START Data extract

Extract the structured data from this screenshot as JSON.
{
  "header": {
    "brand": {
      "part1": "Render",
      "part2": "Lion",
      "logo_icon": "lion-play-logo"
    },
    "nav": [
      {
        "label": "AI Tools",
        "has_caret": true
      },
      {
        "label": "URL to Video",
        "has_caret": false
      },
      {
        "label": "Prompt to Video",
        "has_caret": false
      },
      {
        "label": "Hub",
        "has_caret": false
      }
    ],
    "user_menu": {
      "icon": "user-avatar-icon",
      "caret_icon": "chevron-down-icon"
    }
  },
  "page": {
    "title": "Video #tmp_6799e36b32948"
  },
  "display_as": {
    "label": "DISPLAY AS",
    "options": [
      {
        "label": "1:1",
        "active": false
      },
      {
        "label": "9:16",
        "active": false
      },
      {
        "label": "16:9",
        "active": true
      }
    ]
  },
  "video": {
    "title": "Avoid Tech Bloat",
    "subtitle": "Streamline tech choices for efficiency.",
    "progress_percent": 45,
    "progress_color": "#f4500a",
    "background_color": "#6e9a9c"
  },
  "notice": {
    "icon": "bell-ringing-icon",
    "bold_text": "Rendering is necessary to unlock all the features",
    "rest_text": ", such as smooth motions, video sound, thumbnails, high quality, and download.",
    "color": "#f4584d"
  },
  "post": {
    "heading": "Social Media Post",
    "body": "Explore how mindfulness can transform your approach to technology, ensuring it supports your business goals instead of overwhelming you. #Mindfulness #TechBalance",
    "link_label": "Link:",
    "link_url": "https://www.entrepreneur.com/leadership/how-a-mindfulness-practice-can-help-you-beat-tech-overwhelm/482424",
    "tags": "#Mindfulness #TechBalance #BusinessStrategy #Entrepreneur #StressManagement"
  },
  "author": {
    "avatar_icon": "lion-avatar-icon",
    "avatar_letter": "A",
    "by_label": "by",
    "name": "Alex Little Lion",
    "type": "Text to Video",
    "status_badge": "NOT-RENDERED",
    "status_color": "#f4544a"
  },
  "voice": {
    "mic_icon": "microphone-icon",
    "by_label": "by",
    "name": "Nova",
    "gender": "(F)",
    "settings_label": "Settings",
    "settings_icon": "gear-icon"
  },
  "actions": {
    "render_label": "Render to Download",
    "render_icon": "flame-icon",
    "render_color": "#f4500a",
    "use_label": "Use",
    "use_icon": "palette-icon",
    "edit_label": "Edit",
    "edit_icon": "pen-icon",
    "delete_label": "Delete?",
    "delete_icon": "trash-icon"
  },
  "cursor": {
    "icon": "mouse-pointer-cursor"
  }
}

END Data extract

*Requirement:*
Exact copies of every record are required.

*Task response:*
Extract the structured data from this screenshot as JSON.
{
  "header": {
    "brand": {
      "part1": "Render",
      "part2": "Lion",
      "logo_icon": "lion-play-logo"
    },
    "nav": [
      {
        "label": "AI Tools",
        "has_caret": true
      },
      {
        "label": "URL to Video",
        "has_caret": false
      },
      {
        "label": "Prompt to Video",
        "has_caret": false
      },
      {
        "label": "Hub",
        "has_caret": false
      }
    ],
    "user_menu": {
      "icon": "user-avatar-icon",
      "caret_icon": "chevron-down-icon"
    }
  },
  "page": {
    "title": "Video #tmp_6799e36b32948"
  },
  "display_as": {
    "label": "DISPLAY AS",
    "options": [
      {
        "label": "1:1",
        "active": false
      },
      {
        "label": "9:16",
        "active": false
      },
      {
        "label": "16:9",
        "active": true
      }
    ]
  },
  "video": {
    "title": "Avoid Tech Bloat",
    "subtitle": "Streamline tech choices for efficiency.",
    "progress_percent": 45,
    "progress_color": "#f4500a",
    "background_color": "#6e9a9c"
  },
  "notice": {
    "icon": "bell-ringing-icon",
    "bold_text": "Rendering is necessary to unlock all the features",
    "rest_text": ", such as smooth motions, video sound, thumbnails, high quality, and download.",
    "color": "#f4584d"
  },
  "post": {
    "heading": "Social Media Post",
    "body": "Explore how mindfulness can transform your approach to technology, ensuring it supports your business goals instead of overwhelming you. #Mindfulness #TechBalance",
    "link_label": "Link:",
    "link_url": "https://www.entrepreneur.com/leadership/how-a-mindfulness-practice-can-help-you-beat-tech-overwhelm/482424",
    "tags": "#Mindfulness #TechBalance #BusinessStrategy #Entrepreneur #StressManagement"
  },
  "author": {
    "avatar_icon": "lion-avatar-icon",
    "avatar_letter": "A",
    "by_label": "by",
    "name": "Alex Little Lion",
    "type": "Text to Video",
    "status_badge": "NOT-RENDERED",
    "status_color": "#f4544a"
  },
  "voice": {
    "mic_icon": "microphone-icon",
    "by_label": "by",
    "name": "Nova",
    "gender": "(F)",
    "settings_label": "Settings",
    "settings_icon": "gear-icon"
  },
  "actions": {
    "render_label": "Render to Download",
    "render_icon": "flame-icon",
    "render_color": "#f4500a",
    "use_label": "Use",
    "use_icon": "palette-icon",
    "edit_label": "Edit",
    "edit_icon": "pen-icon",
    "delete_label": "Delete?",
    "delete_icon": "trash-icon"
  },
  "cursor": {
    "icon": "mouse-pointer-cursor"
  }
}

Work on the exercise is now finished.